Some members of the Letcher County Board of Education are upset because they weren’t given advance notice of the Jenkins Independent School District’s decision to move its vocational school students from the county school district to neighboring Wise County, Va.
Letcher board members did not learn about the Jenkins Board of Education’s vote against continuing to use the services of the Letcher County Area Technology Center until they read an account of the Jenkins board’s May meeting in the June 4 edition of The Mountain Eagle.
“I didn’t like the way it was presented in the local paper like we were doing something wrong,” Letcher board member Sam Quillen Jr., Neon dentist, said of comments attributed to Jenkins Board Chairman Durward Narramore Jr.
The decision by the Jenkins board and comments from Narramore appeared over two paragraphs near the end of a front-page report recapping the Jenkins board meeting.
Narramore said during the May meeting that Jenkins students had not always been treated fairly or given equal access to the most popular classes at the Letcher vocational school.
Letcher Board Chairman Will Smith said Narramore’s comments gave the impression that “we treated them like second-class citizens.”
The Jenkins school board will permit its students to attend Wise County Vocational School in Wise, Va. Narramore said that in addition to Wise County offering many more opportunities for vocational training, he has also been assured that Jenkins students will be treated as equals to the Wise students.
Quillen said that after he read the report in The Eagle he contacted a Jenkins school official.
“Supposedly, the Jenkins students had been discriminated against a long time,” said Quillen. “ If there is something wrong on our end we want to know about it. In my years on the board it has never been brought up.”

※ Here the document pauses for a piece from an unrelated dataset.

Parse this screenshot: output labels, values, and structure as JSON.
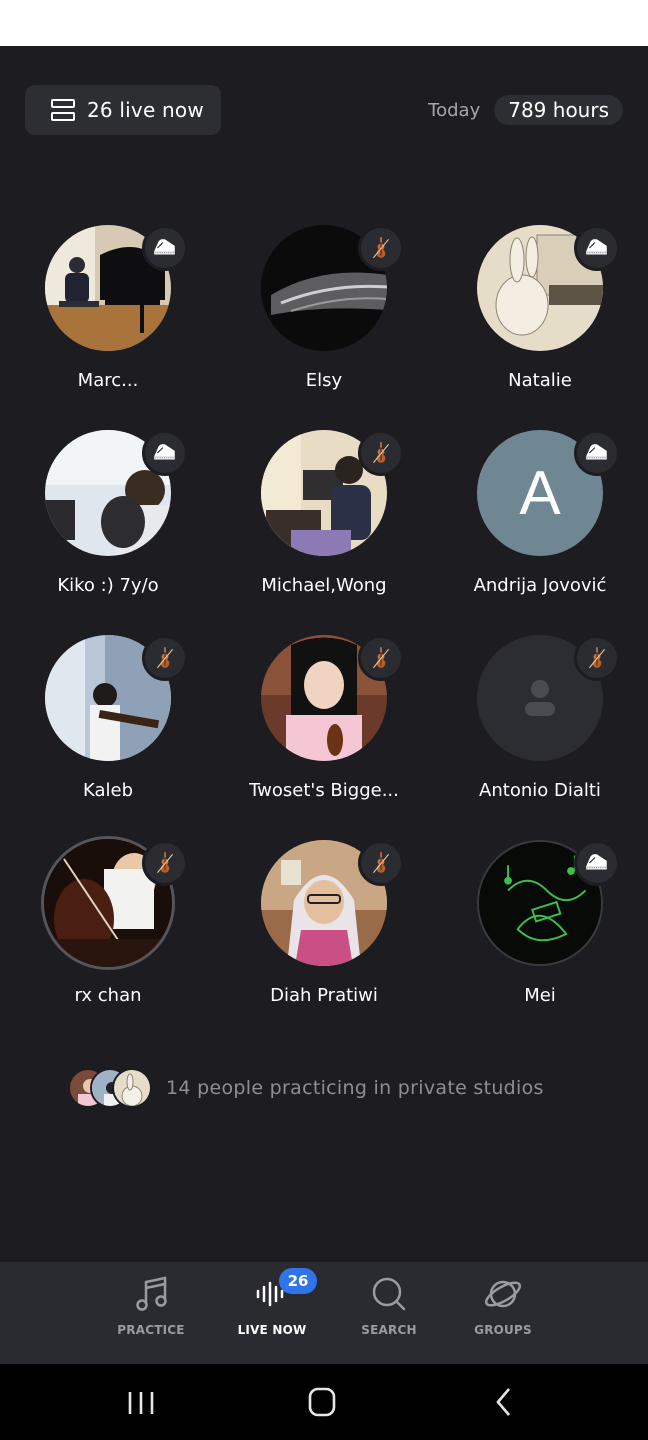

Quillen said the incident shows the need for better communications between the two school boards.
“They gave two reasons — supposedly offering more opportunities and because kids didn’t get treated right,” said Quillen. “I live in that end of the county and a lot of those kids and families are my patients and my friends and if anything was going on with them I would want to know and try to help them vindicate it.”
Board member Mendy Boggs said she skimmed The Eagle’s report on the Jenkins board meeting and saw the information contained in the final two paragraphs.
“ Didn’t really have a chance to sit down and read it completely,” said Boggs. “I was a little insulted. There was no evidence to back it up. There was just a comment and that was it. I’ve only been on the board a year, but I hadn’t heard anything about it.”
Letcher County Area Technology Center Principal Dejah Burton told the board that Jenkins students were not treated any differently than student from the county school district.
“I don’t feel that we have done any injustice at all,” said Burton.
Although Burton said she didn’t receive any complaints from Jenkins students, three students might have been dissatisfied that they were unable to take a nursing class this past school year.
Letcher schools began the 2013–14 school year a few days before Jenkins and, Burton said, the nursing class had already been filled by the time the Jenkins students signed up for classes. Three juniors wanted to enroll in nursing and Burton said she told them that she would make sure they were enrolled in the class for their senior year.
Burton told the Letcher board at Monday night’s meeting that she did have difficulty communicating with the Jenkins district.
“I’ve always tried to have communications with them and couldn’t get them to,” said Burton. “I’ve sent emails that never get replies. I’ve called. (We couldn’t) get them to give me any information. We never knew when they were coming or if they were staying there for a test.”
Most Jenkins students who took a class at the Letcher vocational school enrolled in the electricity class, Burton said.
“All of them enjoyed it immensely. They really liked the class,” said Burton.
Burton said she also read about the Jenkins board’s decision in The Eagle.
“They never came to me with anything about it,” said Burton. “I just read about it myself.”